WHAT THE TASK ASKS -
Extract every line from the records below that contains the word "Regarding".

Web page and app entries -
● ● ● ●

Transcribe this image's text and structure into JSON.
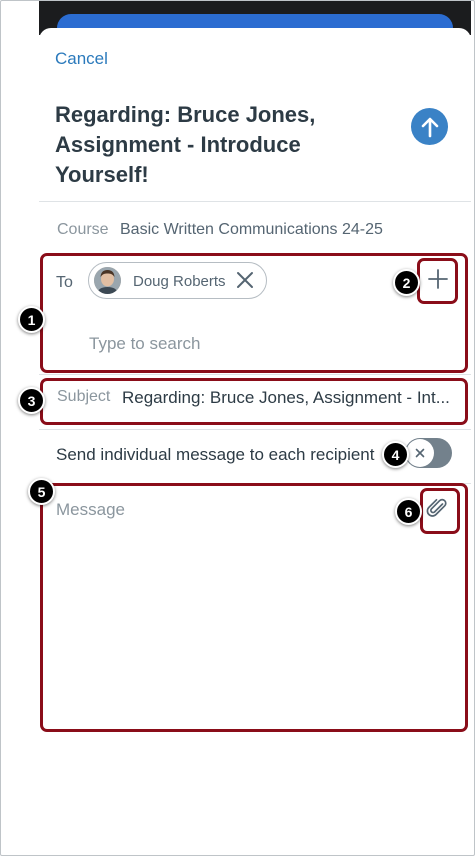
{
  "header": {
    "cancel_label": "Cancel",
    "title": "Regarding: Bruce Jones, Assignment - Introduce Yourself!",
    "send_icon": "arrow-up-icon"
  },
  "course": {
    "label": "Course",
    "value": "Basic Written Communications 24-25"
  },
  "to": {
    "label": "To",
    "recipients": [
      {
        "name": "Doug Roberts"
      }
    ],
    "search_placeholder": "Type to search"
  },
  "subject": {
    "label": "Subject",
    "value": "Regarding: Bruce Jones, Assignment - Int..."
  },
  "individual_message": {
    "label": "Send individual message to each recipient",
    "enabled": false
  },
  "message": {
    "placeholder": "Message",
    "attach_icon": "paperclip-icon"
  },
  "callouts": [
    "1",
    "2",
    "3",
    "4",
    "5",
    "6"
  ],
  "colors": {
    "accent": "#2b7abc",
    "send_button": "#3a82c6",
    "highlight": "#8a0d19",
    "toggle_off": "#73818c"
  }
}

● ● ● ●

REPLY TO THE TASK -
    "title": "Regarding: Bruce Jones, Assignment - Introduce Yourself!",
    "value": "Regarding: Bruce Jones, Assignment - Int..."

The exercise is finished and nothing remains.